(BALTIMORE – July 27, 2022) – This is a public apology to Ashley E. Esposito and to Salimah Jasani. On a show that I hosted, a couple of school board candidates mischaracterized these two outstanding young women because of their ethnicity. I fell for it without having done my due diligence. And I was wrong.
Thank God, I have spoken to both women and told them that I would do everything I can to correct the situation. Further, I will make my show available to them any time they’d like.
Esposito and Jasani are among 4 school board candidates who will run off in the General Election in November.
Esposito came in 1st in the primary. Jasani came in 4th.
Apri Christina Curley came in second place. Kwame Kenyatta-Bey came in 3rd.
Esposito and Jasani, despite the race-baiting, overcame the misinformation and surpassed critics, including me.
Esposito told Bmorenews that she is Black and Indigenous. “I have African roots, Native American roots, and some European ancestry.”
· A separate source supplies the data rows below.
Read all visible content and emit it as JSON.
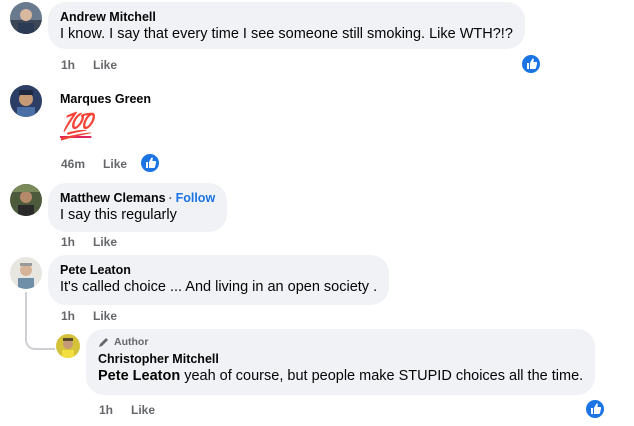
{
  "comments": [
    {
      "name": "Andrew Mitchell",
      "text": "I know. I say that every time I see someone still smoking. Like WTH?!?",
      "time": "1h",
      "like_label": "Like",
      "reaction_icon": "thumbs-up-icon"
    },
    {
      "name": "Marques Green",
      "text": "💯",
      "time": "46m",
      "like_label": "Like",
      "reaction_icon": "thumbs-up-icon"
    },
    {
      "name": "Matthew Clemans",
      "separator": "·",
      "follow_label": "Follow",
      "text": "I say this regularly",
      "time": "1h",
      "like_label": "Like"
    },
    {
      "name": "Pete Leaton",
      "text": "It's called choice ... And living in an open society .",
      "time": "1h",
      "like_label": "Like"
    }
  ],
  "reply": {
    "badge": "Author",
    "badge_icon": "pencil-icon",
    "name": "Christopher Mitchell",
    "mention": "Pete Leaton",
    "text": " yeah of course, but people make STUPID choices all the time.",
    "time": "1h",
    "like_label": "Like",
    "reaction_icon": "thumbs-up-icon"
  },
  "colors": {
    "bubble_bg": "#f0f2f5",
    "link_blue": "#1b74e4",
    "meta_gray": "#65676b",
    "hundred_red": "#e0245e"
  }
}
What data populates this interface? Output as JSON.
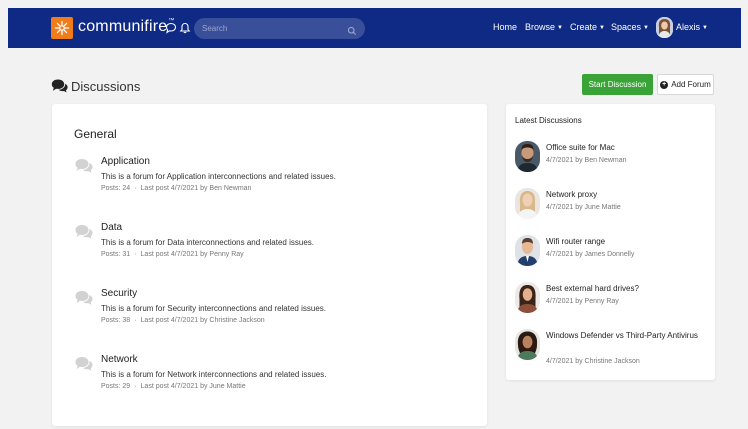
{
  "nav": {
    "brand": "communifire",
    "brand_tm": "™",
    "search_placeholder": "Search",
    "menu": [
      {
        "label": "Home",
        "has_caret": false
      },
      {
        "label": "Browse",
        "has_caret": true
      },
      {
        "label": "Create",
        "has_caret": true
      },
      {
        "label": "Spaces",
        "has_caret": true
      }
    ],
    "user_name": "Alexis",
    "colors": {
      "bar": "#0f2a85",
      "logo": "#f07d1a"
    }
  },
  "page": {
    "title": "Discussions",
    "start_button": "Start Discussion",
    "add_button": "Add Forum"
  },
  "forums": {
    "section_title": "General",
    "items": [
      {
        "name": "Application",
        "description": "This is a forum for Application interconnections and related issues.",
        "posts": "Posts: 24",
        "last_post": "Last post 4/7/2021 by Ben Newman"
      },
      {
        "name": "Data",
        "description": "This is a forum for Data interconnections and related issues.",
        "posts": "Posts: 31",
        "last_post": "Last post 4/7/2021 by Penny Ray"
      },
      {
        "name": "Security",
        "description": "This is a forum for Security interconnections and related issues.",
        "posts": "Posts: 38",
        "last_post": "Last post 4/7/2021 by Christine Jackson"
      },
      {
        "name": "Network",
        "description": "This is a forum for Network interconnections and related issues.",
        "posts": "Posts: 29",
        "last_post": "Last post 4/7/2021 by June Mattie"
      }
    ]
  },
  "latest": {
    "title": "Latest Discussions",
    "items": [
      {
        "title": "Office suite for Mac",
        "meta": "4/7/2021  by  Ben Newman",
        "avatar": "man-beard"
      },
      {
        "title": "Network proxy",
        "meta": "4/7/2021  by  June Mattie",
        "avatar": "woman-blonde"
      },
      {
        "title": "Wifi router range",
        "meta": "4/7/2021  by  James Donnelly",
        "avatar": "man-suit"
      },
      {
        "title": "Best external hard drives?",
        "meta": "4/7/2021  by  Penny Ray",
        "avatar": "woman-dark-hair"
      },
      {
        "title": "Windows Defender vs Third-Party Antivirus",
        "meta": "4/7/2021  by  Christine Jackson",
        "avatar": "woman-curly-hair"
      }
    ]
  }
}
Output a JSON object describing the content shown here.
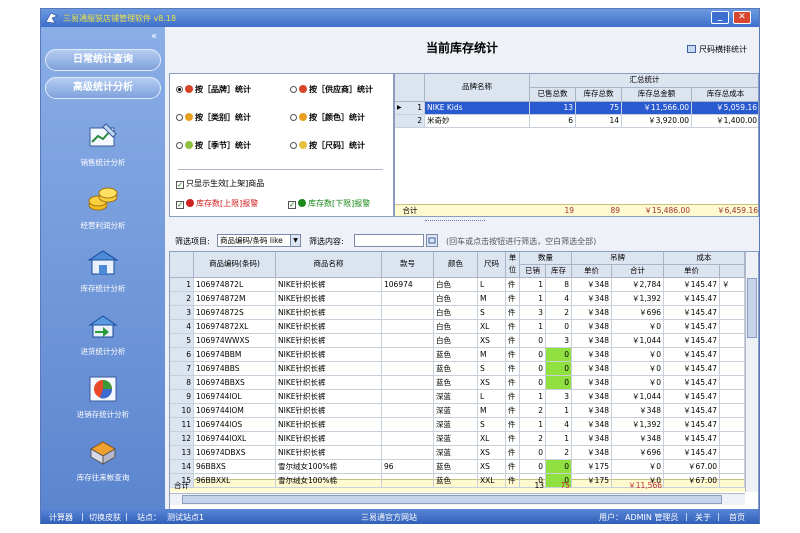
{
  "window": {
    "title": "三易通服装店铺管理软件 v8.18",
    "minimize": "_",
    "close": "✕"
  },
  "sidebar": {
    "collapse": "«",
    "daily_query": "日常统计查询",
    "advanced_analysis": "高级统计分析",
    "items": [
      {
        "label": "销售统计分析",
        "icon": "sales-chart-icon"
      },
      {
        "label": "经营利润分析",
        "icon": "coins-icon"
      },
      {
        "label": "库存统计分析",
        "icon": "warehouse-icon"
      },
      {
        "label": "进货统计分析",
        "icon": "purchase-icon"
      },
      {
        "label": "进销存统计分析",
        "icon": "pie-chart-icon"
      },
      {
        "label": "库存往来帐查询",
        "icon": "ledger-icon"
      }
    ]
  },
  "header": {
    "title": "当前库存统计",
    "size_stat": "尺码横排统计"
  },
  "options": {
    "radios": [
      {
        "label": "按［品牌］统计",
        "checked": true,
        "color": "#d8442a"
      },
      {
        "label": "按［供应商］统计",
        "checked": false,
        "color": "#d8442a"
      },
      {
        "label": "按［类别］统计",
        "checked": false,
        "color": "#e8a020"
      },
      {
        "label": "按［颜色］统计",
        "checked": false,
        "color": "#e8a020"
      },
      {
        "label": "按［季节］统计",
        "checked": false,
        "color": "#90c040"
      },
      {
        "label": "按［尺码］统计",
        "checked": false,
        "color": "#e8c040"
      }
    ],
    "only_active": "只显示生效[上架]商品",
    "warn_upper": "库存数[上限]报警",
    "warn_lower": "库存数[下限]报警",
    "warn_upper_color": "#d02020",
    "warn_lower_color": "#1a8a1a"
  },
  "summary": {
    "col_brand": "品牌名称",
    "group": "汇总统计",
    "cols": [
      "已售总数",
      "库存总数",
      "库存总金额",
      "库存总成本"
    ],
    "rows": [
      {
        "n": "1",
        "brand": "NIKE Kids",
        "sold": "13",
        "stock": "75",
        "amount": "￥11,566.00",
        "cost": "￥5,059.16",
        "selected": true
      },
      {
        "n": "2",
        "brand": "米奇妙",
        "sold": "6",
        "stock": "14",
        "amount": "￥3,920.00",
        "cost": "￥1,400.00",
        "selected": false
      }
    ],
    "total": {
      "label": "合计",
      "sold": "19",
      "stock": "89",
      "amount": "￥15,486.00",
      "cost": "￥6,459.16"
    }
  },
  "filter": {
    "item_label": "筛选项目:",
    "item_value": "商品编码/条码 like",
    "content_label": "筛选内容:",
    "hint": "(回车或点击按钮进行筛选，空白筛选全部)"
  },
  "grid": {
    "headers": {
      "code": "商品编码(条码)",
      "name": "商品名称",
      "style": "款号",
      "color": "颜色",
      "size": "尺码",
      "unit": "单位",
      "qty": "数量",
      "sold": "已销",
      "stock": "库存",
      "tag": "吊牌",
      "tag_price": "单价",
      "tag_total": "合计",
      "cost": "成本",
      "cost_price": "单价"
    },
    "rows": [
      {
        "n": "1",
        "code": "106974872L",
        "name": "NIKE针织长裤",
        "style": "106974",
        "color": "白色",
        "size": "L",
        "unit": "件",
        "sold": "1",
        "stock": "8",
        "price": "￥348",
        "total": "￥2,784",
        "cost": "￥145.47",
        "extra": "￥",
        "green": false
      },
      {
        "n": "2",
        "code": "106974872M",
        "name": "NIKE针织长裤",
        "style": "",
        "color": "白色",
        "size": "M",
        "unit": "件",
        "sold": "1",
        "stock": "4",
        "price": "￥348",
        "total": "￥1,392",
        "cost": "￥145.47",
        "extra": "",
        "green": false
      },
      {
        "n": "3",
        "code": "106974872S",
        "name": "NIKE针织长裤",
        "style": "",
        "color": "白色",
        "size": "S",
        "unit": "件",
        "sold": "3",
        "stock": "2",
        "price": "￥348",
        "total": "￥696",
        "cost": "￥145.47",
        "extra": "",
        "green": false
      },
      {
        "n": "4",
        "code": "106974872XL",
        "name": "NIKE针织长裤",
        "style": "",
        "color": "白色",
        "size": "XL",
        "unit": "件",
        "sold": "1",
        "stock": "0",
        "price": "￥348",
        "total": "￥0",
        "cost": "￥145.47",
        "extra": "",
        "green": false
      },
      {
        "n": "5",
        "code": "106974WWXS",
        "name": "NIKE针织长裤",
        "style": "",
        "color": "白色",
        "size": "XS",
        "unit": "件",
        "sold": "0",
        "stock": "3",
        "price": "￥348",
        "total": "￥1,044",
        "cost": "￥145.47",
        "extra": "",
        "green": false
      },
      {
        "n": "6",
        "code": "106974BBM",
        "name": "NIKE针织长裤",
        "style": "",
        "color": "蓝色",
        "size": "M",
        "unit": "件",
        "sold": "0",
        "stock": "0",
        "price": "￥348",
        "total": "￥0",
        "cost": "￥145.47",
        "extra": "",
        "green": true
      },
      {
        "n": "7",
        "code": "106974BBS",
        "name": "NIKE针织长裤",
        "style": "",
        "color": "蓝色",
        "size": "S",
        "unit": "件",
        "sold": "0",
        "stock": "0",
        "price": "￥348",
        "total": "￥0",
        "cost": "￥145.47",
        "extra": "",
        "green": true
      },
      {
        "n": "8",
        "code": "106974BBXS",
        "name": "NIKE针织长裤",
        "style": "",
        "color": "蓝色",
        "size": "XS",
        "unit": "件",
        "sold": "0",
        "stock": "0",
        "price": "￥348",
        "total": "￥0",
        "cost": "￥145.47",
        "extra": "",
        "green": true
      },
      {
        "n": "9",
        "code": "1069744lOL",
        "name": "NIKE针织长裤",
        "style": "",
        "color": "深蓝",
        "size": "L",
        "unit": "件",
        "sold": "1",
        "stock": "3",
        "price": "￥348",
        "total": "￥1,044",
        "cost": "￥145.47",
        "extra": "",
        "green": false
      },
      {
        "n": "10",
        "code": "1069744lOM",
        "name": "NIKE针织长裤",
        "style": "",
        "color": "深蓝",
        "size": "M",
        "unit": "件",
        "sold": "2",
        "stock": "1",
        "price": "￥348",
        "total": "￥348",
        "cost": "￥145.47",
        "extra": "",
        "green": false
      },
      {
        "n": "11",
        "code": "1069744lOS",
        "name": "NIKE针织长裤",
        "style": "",
        "color": "深蓝",
        "size": "S",
        "unit": "件",
        "sold": "1",
        "stock": "4",
        "price": "￥348",
        "total": "￥1,392",
        "cost": "￥145.47",
        "extra": "",
        "green": false
      },
      {
        "n": "12",
        "code": "1069744lOXL",
        "name": "NIKE针织长裤",
        "style": "",
        "color": "深蓝",
        "size": "XL",
        "unit": "件",
        "sold": "2",
        "stock": "1",
        "price": "￥348",
        "total": "￥348",
        "cost": "￥145.47",
        "extra": "",
        "green": false
      },
      {
        "n": "13",
        "code": "106974DBXS",
        "name": "NIKE针织长裤",
        "style": "",
        "color": "深蓝",
        "size": "XS",
        "unit": "件",
        "sold": "0",
        "stock": "2",
        "price": "￥348",
        "total": "￥696",
        "cost": "￥145.47",
        "extra": "",
        "green": false
      },
      {
        "n": "14",
        "code": "96BBXS",
        "name": "雪尔绒女100%棉",
        "style": "96",
        "color": "蓝色",
        "size": "XS",
        "unit": "件",
        "sold": "0",
        "stock": "0",
        "price": "￥175",
        "total": "￥0",
        "cost": "￥67.00",
        "extra": "",
        "green": true
      },
      {
        "n": "15",
        "code": "96BBXXL",
        "name": "雪尔绒女100%棉",
        "style": "",
        "color": "蓝色",
        "size": "XXL",
        "unit": "件",
        "sold": "0",
        "stock": "0",
        "price": "￥175",
        "total": "￥0",
        "cost": "￥67.00",
        "extra": "",
        "green": true
      }
    ],
    "total": {
      "label": "合计",
      "sold": "13",
      "stock": "75",
      "total": "￥11,566"
    },
    "green_color": "#90e040"
  },
  "statusbar": {
    "calculator": "计算器",
    "switch_skin": "切换皮肤",
    "site_label": "站点：",
    "site_name": "测试站点1",
    "website": "三易通官方网站",
    "user_label": "用户：",
    "user_name": "ADMIN 管理员",
    "about": "关于",
    "home": "首页"
  }
}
When asked who she is, she replied, “I’m a mom in Southwest Baltimore who has been in the area since 2008 but Baltimore City since 2016. I’m an Artist. I won the Baltimore Weaver Award for my work in SW Baltimore. I am a part of this whole ‘schools not jails’ effort – ending the school-to-prison pipeline. I’ve worked to change policy by working with education-based groups in Baltimore City.”
She said she had applied to fill a school board appointment but was denied.
“I didn’t get it because I’m not an educator,” she said.
She then noted the four areas of expertise one has to choose from, but none of them really covered her area of expertise.
And boy does she have some experience to pull from: she’s a former foster kid.
“I fell in this gray area. I wanted to bring that perspective – a former foster kid with friends who did not have the wrap-around services they needed. These services made a difference for me, but not all foster kids get that access. My situation wasn’t perfect – I did experience trauma as a child, but the resources were helpful in making sure I didn’t end up worse. That’s where my drive came from to run. When I received a letter saying no, I realized they were not looking for a community perspective. I think my experience doesn’t show well in an appointment process. But then, people I had worked with –parents, teachers, students – suggested for me to run. People in the MD General Assembly in Annapolis were encouraging me. My name was then put forward in one of the coalition groups because I am an unapologetic advocate for students. I have seen a lot of harm from the poorly written policies. That’s my expertise.”
Both of these candidates answered their phones. For me, that is always a beautiful thing, especially if you’re a public figure. #answeryourphone